Ridgid 18v Lithium-ion X4 Hammer Drill
By Wayne Cormier
I’m a builder/remodeler with over 35 years experience in the trades. As a contractor it is essential to have the right tools for the job. They help increase productivity and save money on labor cost. If a tool can save me time it takes to do a job I’m all for it. I’ve become sort of a tool guru for all the years of using them and pride myself in having the best.
When Ridgid sent me their New Cordless ½ inch 18v Lithium-ion x4 Hammer Drill I couldn’t wait to test it on the job. Cordless drills are one of the most used tools as a contractor and we expect a lot from them. The Ridgid 18v Lithium-ion X4 Hammer Drill felt very solid and well balanced, has two speeds/reversible and came with a heavy duty auxiliary handle, two Lithium-ion batteries, 45 min charger and soft case.
- Torque 615 inch/lbs
- 4-Pole Open Frame Motor for compact design
- Grip Light engages light independently of trigger to illuminate work space
- Hex Grip™ innovative micro texture for secure grip a
- Model Selector quick transition between driving, drilling or hammering modes without changing the clutch setting
- ½ Inch Single Sleeve Ratcheting Chuck carbide locking mechanism securely holds bits
- Die Cast Gear Box
- Powered by Hyper™ Lithium built battery
- Hammer Drill
- Volts: 18V
- Torque: 615 in. lbs
- Chuck: 1/2 in. carbide locking jaws
- No Load Speeds: 0-450 / 0-1600 RPM
- 0-7,200 / 0-25,600 BPM
- Volts: 18V output, 120V input
- Charge time: 45 min.
- Battery: 18V – 3.0 Ah lithium-ion battery
On the Job
When I first picked up the Ridgid 18v Lithium-ion X4 Hammer Drill the light came on without having to press the trigger. This became one of my favorite features. The light is on the front base of the tool which is perfect for visibility while using. Drills with lights around chuck are blocked by your hand while holding screws to screw tip.
Inserting and removing batteries was as smooth as butter and controls worked just as well. Everyone on the crew was impressed on how well the chuck worked when locking bits into place. Our first test on site was running 10-inch structural screws into 4” x 6” timbers we were installing onto the ceiling.
These beams were 40 year old reclaimed timbers and hard as a rock. The drill performed flawlessly and we were able to install the screws without pre-drilling the beams. We used hole saws, speedy bits, drill bits and installed different length screws to test the drill and no matter what we thru at the Ridgid x4 got the job done. The torque adjustment ring worked well when driving smaller screws. What really impressed me was how well the hammer action worked.

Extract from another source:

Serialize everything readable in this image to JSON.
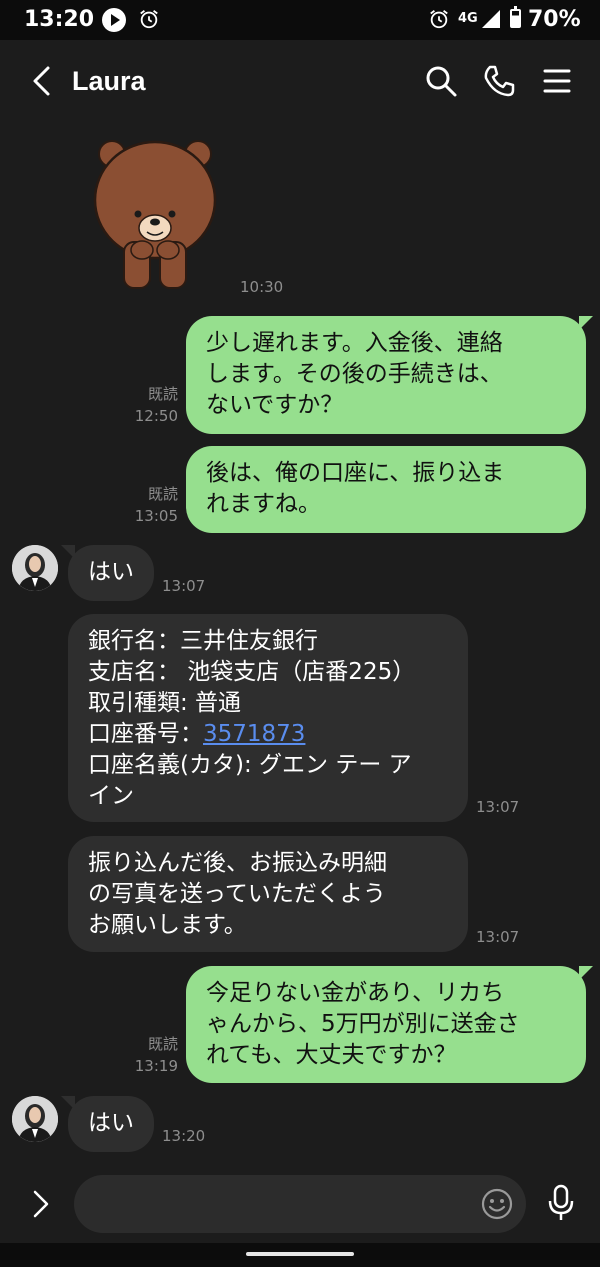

While drilling tapcons with one of our other cordless hammer drills the drill bogged down in the hole so we tried the Ridged X4 and drilled right thru. The Ridgid held masonry bits perfectly straight in the chuck with no play which is important when installing Tapcons in concrete. When we used the larger concrete bits and hole saws we installed the auxiliary handle assembly which was easy to install and kept the drill very stable.After performing so well on the job, I decided to really put the Ridgid Drill to the test.
I wanted to see how much work could be done on one full battery charge, by consecutively using an assortment of drill bits and heavy duty screws used on the construction site. This was done by drilling and screwing into a 4×4 pressure treated beam, a left over 40 year old 4inch x 6inch rock hard timber, and a piece of 5/4 pressure treated piece of wood .
I used a 1 ½ inch and 1inch speedy drill bit, and a ½ inch standard drill bit to drill holes into the lumber, and drove 8 inch ledger bolts and 8 inch structural bolts into the wood. The drill bits and bolts were used on each piece of lumber as many times possible, before the battery had no charge left. All of the testing was done consecutively, and on one full battery charge. As you can see from the picture, I was able to complete a lot of work using only one battery.
During the test, even when only one bar of charge was left on the battery, it still performed just as well as on a full charge. When the test was over, the back end of the drill was hot, but I felt that was expected due to the excessive use of the drill. Note; The speedy drill bits and drill bits used were well used bits and slightly dull, the kind you would likely have on the job. After the test I recharged the battery and gained full charge in only 30 minutes.
My last test for the tool is one I hated doing because l normally take very good care of my tools. I dropped the drill from 3 ft. , 6 ft. and 8 ft. onto the concrete floor numerous times to see how well the drill would hold up to abuse on the job. The drill still worked as good as new.
The Ridgid 18v Lithium-ion X4 Hammer Drill is a class act hammer drill! The only features I would add is a second light on top for even better visibility and thicker rubber on the top sides to protect drill.
I HAVE A NEW BEST FRIEND.
About the author: Wayne Cormier is a state certified building contractor in Florida. He has 35 years of experience in the design, building, and remodeling of residential and commercial properties.